QuerySet.exclude(), and use this:
from django.db.models import Q object_list = QuerySet.filter(~Q(field='not wanted'), field='wanted')
Pending design decision. Meanwhile, use
The Django issue tracker has the remarkable entry #5763,
titled “Queryset doesn’t have a “not equal” filter operator”.
It is remarkable because (as of April 2016) it was
“opened 9 years ago” (in the Django stone age),
“closed 4 years ago”, and
“last changed 5 months ago”.
Read through the discussion, it is interesting.
Basically, some people argue
__ne should be added
while others say
exclude() is clearer and hence
should not be added.
(I agree with the former, because the latter argument is
roughly equivalent to saying Python should not have
Using exclude and filter
results = Model.objects.filter(x=5).exclude(a=true)
You should use
exclude like this
results = Model.objects.exclude(a=true).filter(x=5)
This will give your desired result.
from django.db.models import Q results = Model.objects.exclude(Q(a=True) & ~Q(x=5))
for not equal you can use
~ on an equal query. obviously,
Q can be used to reach the equal query.
The last bit of code will exclude all objects where x!=5 and a is True. Try this:
results = Model.objects.filter(a=False, x=5)
Remember, the = sign in the above line is assigning False to the parameter a and the number 5 to the parameter x. It’s not checking for equality. Thus, there isn’t really any way to use the != symbol in a query call.
What you are looking for are all objects that have either
x=5. In Django,
| serves as
OR operator between querysets:
results = Model.objects.filter(a=false)|Model.objects.filter(x=5)
results = Model.objects.filter(a = True).exclude(x = 5)
Generetes this sql:
select * from tablex where a != 0 and x !=5
The sql depends on how your True/False field is represented, and the database engine. The django code is all you need though.
Watch out for lots of incorrect answers to this question!
Gerard’s logic is correct, though it will return a list rather than a queryset (which might not matter).
If you need a queryset, use Q:
from django.db.models import Q results = Model.objects.filter(Q(a=false) | Q(x=5))
If we need to exclude/negate based on the sub queryset we can use,
When a conditional expression returns a boolean value, it is possible to use it directly in filters. Here
non_unique_account_type returns a boolean value. But, still, we can use it in the filter.
>>> non_unique_account_type = Client.objects.filter( ... account_type=OuterRef('account_type'), ... ).exclude(pk=OuterRef('pk')).values('pk') >>> Client.objects.filter(~Exists(non_unique_account_type))

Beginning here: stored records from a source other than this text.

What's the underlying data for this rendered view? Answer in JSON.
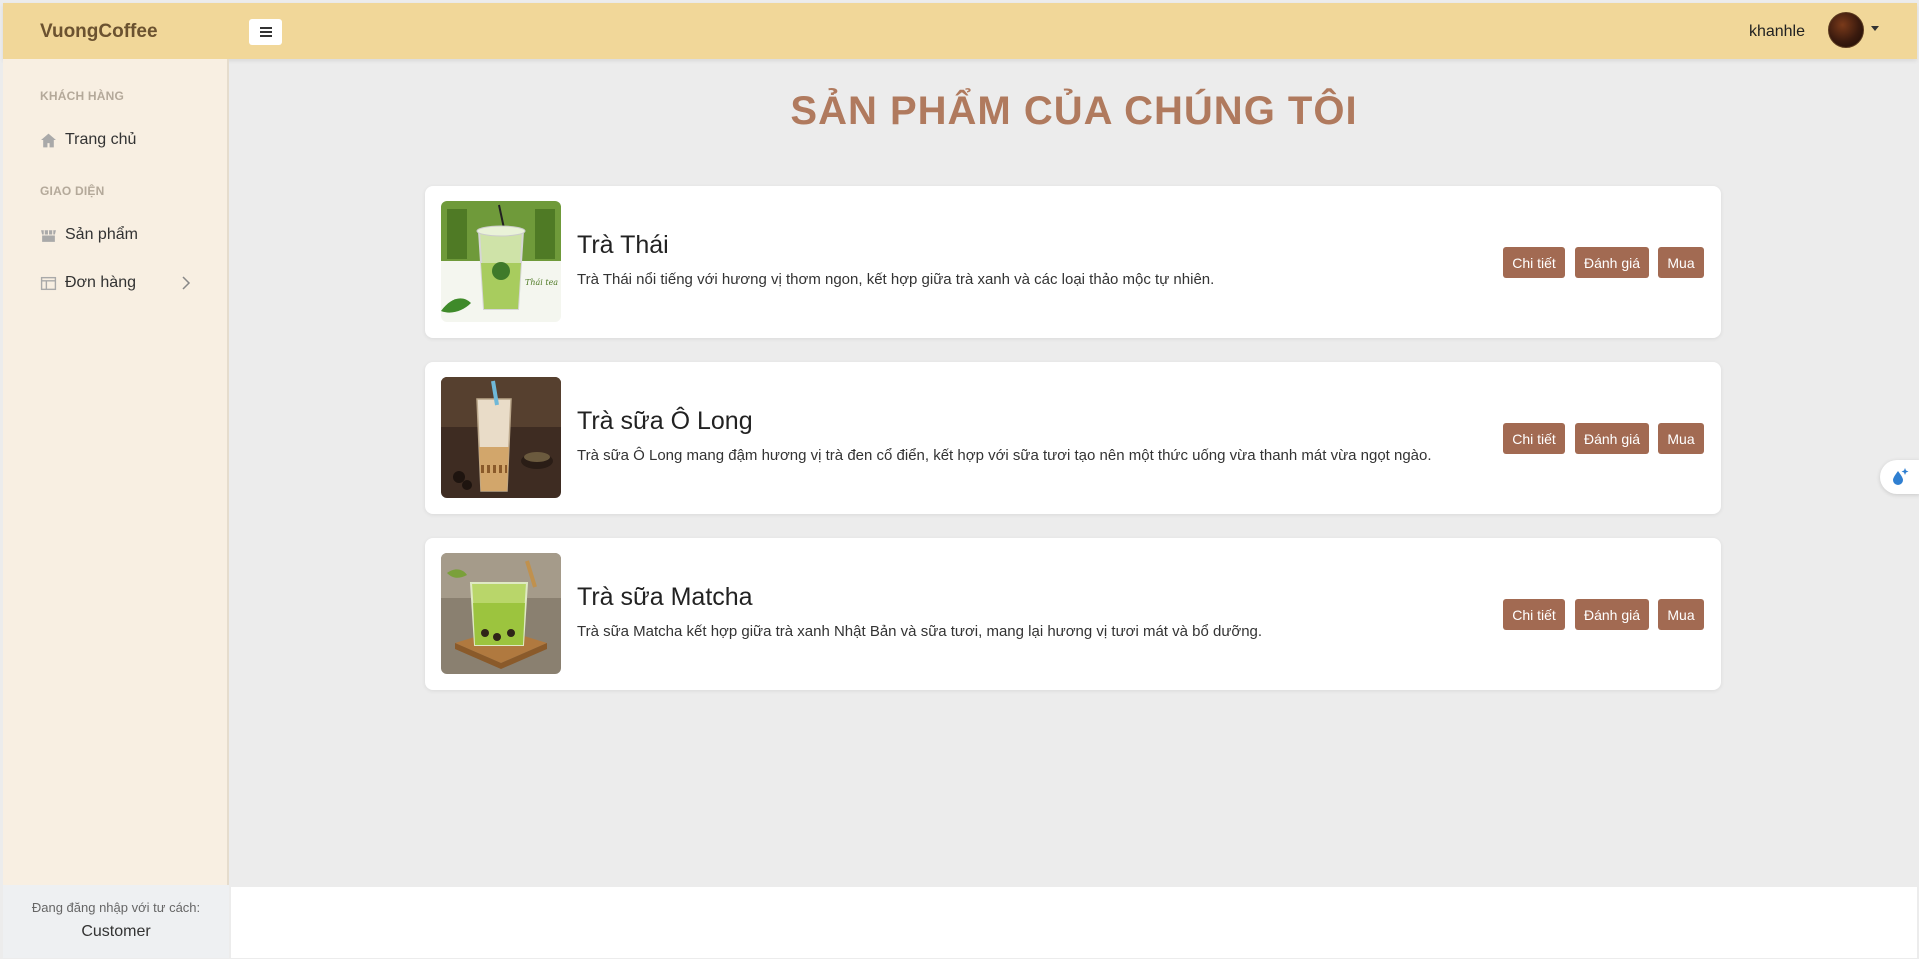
{
  "header": {
    "brand": "VuongCoffee",
    "username": "khanhle"
  },
  "sidebar": {
    "sections": [
      {
        "heading": "KHÁCH HÀNG",
        "items": [
          {
            "label": "Trang chủ",
            "icon": "home-icon"
          }
        ]
      },
      {
        "heading": "GIAO DIỆN",
        "items": [
          {
            "label": "Sản phẩm",
            "icon": "store-icon"
          },
          {
            "label": "Đơn hàng",
            "icon": "layout-icon"
          }
        ]
      }
    ],
    "footer_label": "Đang đăng nhập với tư cách:",
    "footer_role": "Customer"
  },
  "main": {
    "title": "SẢN PHẨM CỦA CHÚNG TÔI",
    "products": [
      {
        "name": "Trà Thái",
        "description": "Trà Thái nổi tiếng với hương vị thơm ngon, kết hợp giữa trà xanh và các loại thảo mộc tự nhiên.",
        "buttons": {
          "detail": "Chi tiết",
          "review": "Đánh giá",
          "buy": "Mua"
        }
      },
      {
        "name": "Trà sữa Ô Long",
        "description": "Trà sữa Ô Long mang đậm hương vị trà đen cổ điển, kết hợp với sữa tươi tạo nên một thức uống vừa thanh mát vừa ngọt ngào.",
        "buttons": {
          "detail": "Chi tiết",
          "review": "Đánh giá",
          "buy": "Mua"
        }
      },
      {
        "name": "Trà sữa Matcha",
        "description": "Trà sữa Matcha kết hợp giữa trà xanh Nhật Bản và sữa tươi, mang lại hương vị tươi mát và bổ dưỡng.",
        "buttons": {
          "detail": "Chi tiết",
          "review": "Đánh giá",
          "buy": "Mua"
        }
      }
    ]
  },
  "colors": {
    "header_bg": "#f1d799",
    "sidebar_bg": "#f8efe2",
    "title": "#b07a5e",
    "button_bg": "#a26a52"
  }
}
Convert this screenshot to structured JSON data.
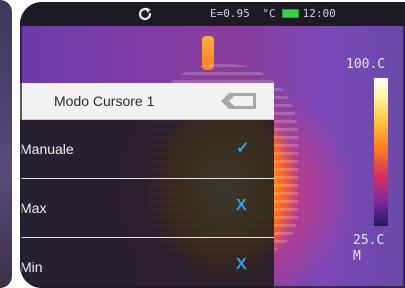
{
  "status_bar": {
    "emissivity": "E=0.95",
    "unit": "°C",
    "time": "12:00",
    "battery_color": "#37d24a"
  },
  "palette_scale": {
    "max_label": "100.C",
    "min_label": "25.C",
    "mode_label": "M"
  },
  "cursor_menu": {
    "title": "Modo Cursore 1",
    "items": [
      {
        "label": "Manuale",
        "mark": "✓",
        "state": "selected"
      },
      {
        "label": "Max",
        "mark": "X",
        "state": "unselected"
      },
      {
        "label": "Min",
        "mark": "X",
        "state": "unselected"
      }
    ]
  },
  "colors": {
    "accent": "#2ea0e6",
    "menu_header_bg": "#f2f2f2",
    "menu_row_bg": "#1e1c1e"
  }
}
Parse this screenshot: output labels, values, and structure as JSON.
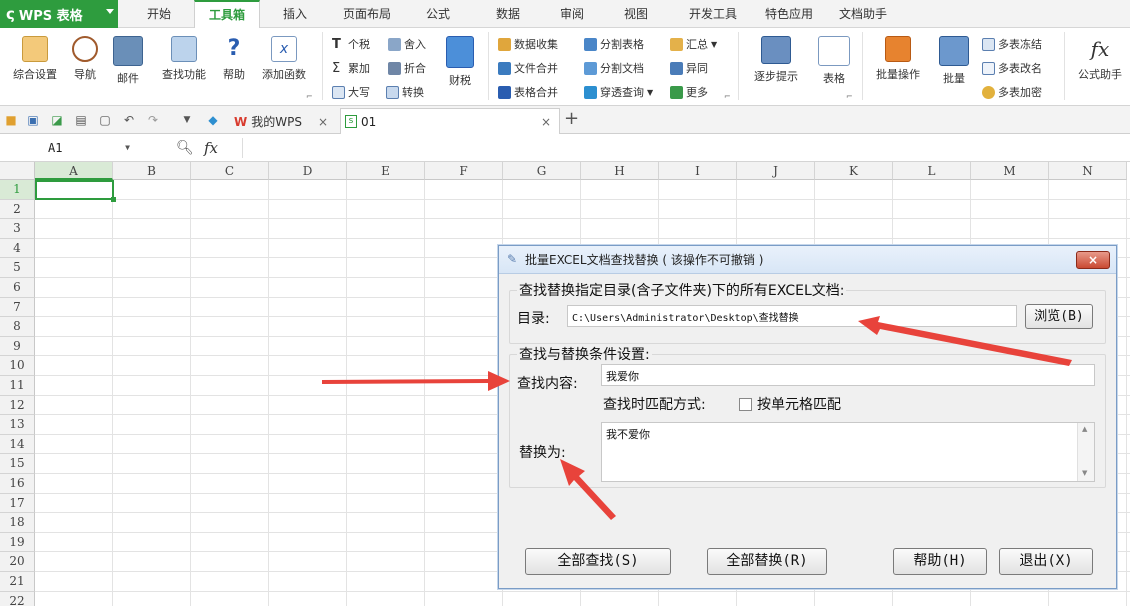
{
  "app": {
    "name": "WPS 表格"
  },
  "menu_tabs": [
    "开始",
    "工具箱",
    "插入",
    "页面布局",
    "公式",
    "数据",
    "审阅",
    "视图",
    "开发工具",
    "特色应用",
    "文档助手"
  ],
  "active_menu_tab": "工具箱",
  "ribbon": {
    "big_buttons": [
      "综合设置",
      "导航",
      "邮件",
      "查找功能",
      "帮助",
      "添加函数",
      "财税",
      "逐步提示",
      "表格",
      "批量操作",
      "批量",
      "公式助手"
    ],
    "small_buttons": [
      "个税",
      "舍入",
      "累加",
      "折合",
      "大写",
      "转换",
      "数据收集",
      "分割表格",
      "文件合并",
      "分割文档",
      "表格合并",
      "穿透查询",
      "汇总",
      "异同",
      "更多",
      "多表冻结",
      "多表改名",
      "多表加密"
    ]
  },
  "doc_tabs": [
    {
      "label": "我的WPS"
    },
    {
      "label": "01"
    }
  ],
  "formula_bar": {
    "cell_ref": "A1",
    "fx_label": "fx"
  },
  "columns": [
    "A",
    "B",
    "C",
    "D",
    "E",
    "F",
    "G",
    "H",
    "I",
    "J",
    "K",
    "L",
    "M",
    "N"
  ],
  "rows": [
    "1",
    "2",
    "3",
    "4",
    "5",
    "6",
    "7",
    "8",
    "9",
    "10",
    "11",
    "12",
    "13",
    "14",
    "15",
    "16",
    "17",
    "18",
    "19",
    "20",
    "21",
    "22"
  ],
  "dialog": {
    "title": "批量EXCEL文档查找替换 ( 该操作不可撤销 )",
    "section1_legend": "查找替换指定目录(含子文件夹)下的所有EXCEL文档:",
    "dir_label": "目录:",
    "dir_value": "C:\\Users\\Administrator\\Desktop\\查找替换",
    "browse_button": "浏览(B)",
    "section2_legend": "查找与替换条件设置:",
    "find_label": "查找内容:",
    "find_value": "我爱你",
    "match_label": "查找时匹配方式:",
    "match_checkbox_label": "按单元格匹配",
    "match_checked": false,
    "replace_label": "替换为:",
    "replace_value": "我不爱你",
    "find_all_button": "全部查找(S)",
    "replace_all_button": "全部替换(R)",
    "help_button": "帮助(H)",
    "exit_button": "退出(X)"
  },
  "colors": {
    "accent_green": "#2e9c3e",
    "arrow_red": "#e8433b",
    "dialog_border": "#7a9cc6"
  }
}
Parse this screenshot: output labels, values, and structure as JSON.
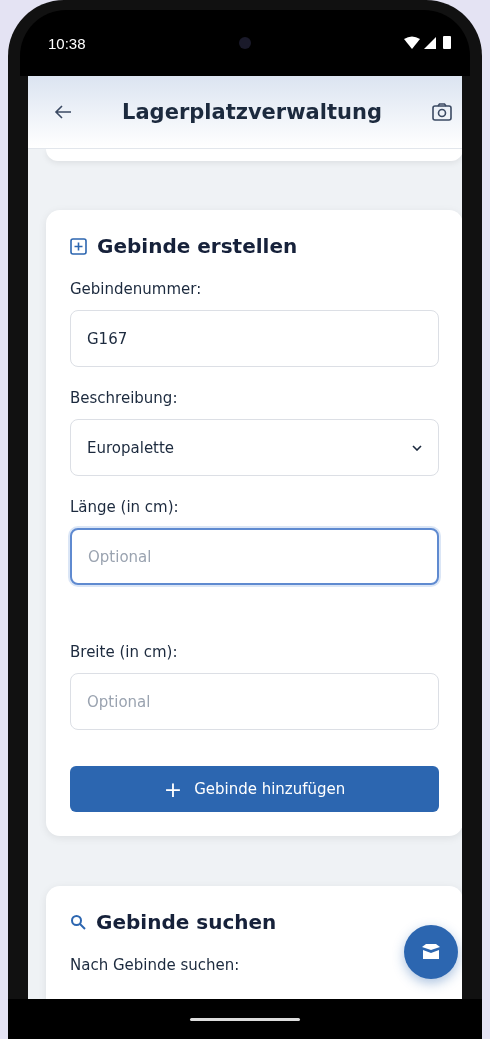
{
  "status_bar": {
    "time": "10:38"
  },
  "header": {
    "title": "Lagerplatzverwaltung"
  },
  "create_card": {
    "title": "Gebinde erstellen",
    "fields": [
      {
        "kind": "input",
        "label": "Gebindenummer:",
        "value": "G167",
        "focused": false
      },
      {
        "kind": "select",
        "label": "Beschreibung:",
        "value": "Europalette",
        "focused": false
      },
      {
        "kind": "input",
        "label": "Länge (in cm):",
        "placeholder": "Optional",
        "focused": true
      },
      {
        "kind": "input",
        "label": "Breite (in cm):",
        "placeholder": "Optional",
        "focused": false
      }
    ],
    "button": {
      "icon": "+",
      "label": "Gebinde hinzufügen"
    }
  },
  "search_card": {
    "title": "Gebinde suchen",
    "label": "Nach Gebinde suchen:"
  }
}
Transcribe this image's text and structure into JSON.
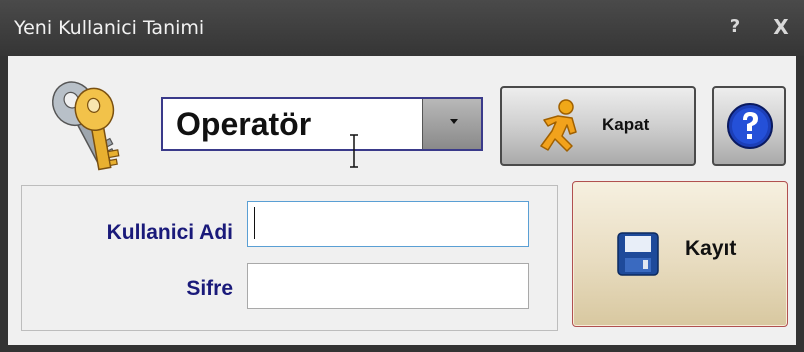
{
  "window": {
    "title": "Yeni Kullanici Tanimi",
    "help_glyph": "?",
    "close_glyph": "X"
  },
  "role_combo": {
    "selected": "Operatör"
  },
  "buttons": {
    "kapat": {
      "label": "Kapat",
      "icon": "running-man-icon"
    },
    "help": {
      "icon": "help-icon"
    },
    "kayit": {
      "label": "Kayıt",
      "icon": "floppy-disk-icon"
    }
  },
  "form": {
    "username": {
      "label": "Kullanici Adi",
      "value": ""
    },
    "password": {
      "label": "Sifre",
      "value": ""
    }
  },
  "colors": {
    "label_text": "#1a1a7a",
    "title_bar": "#3c3c3c",
    "save_button_border": "#b05050"
  }
}
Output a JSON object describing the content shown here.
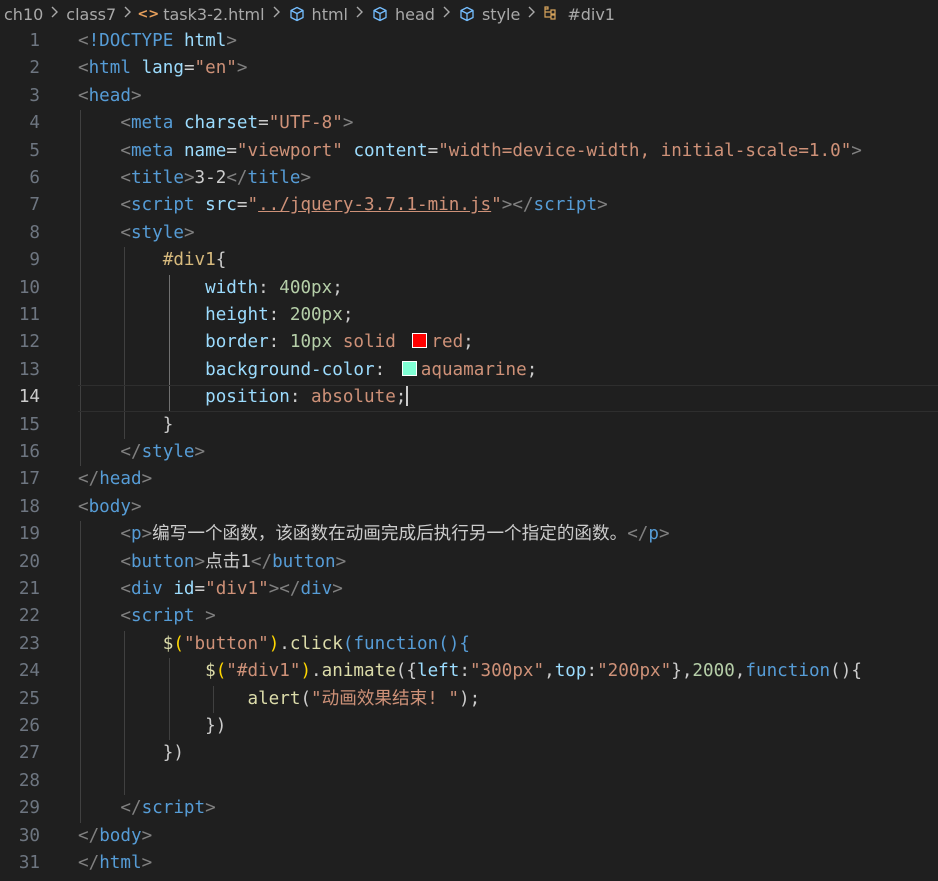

In the SQL terms, it evaluates to:
SELECT * FROM client c0 WHERE NOT EXISTS ( SELECT c1.id FROM client c1 WHERE c1.account_type = c0.account_type AND NOT c1.id = c0.id )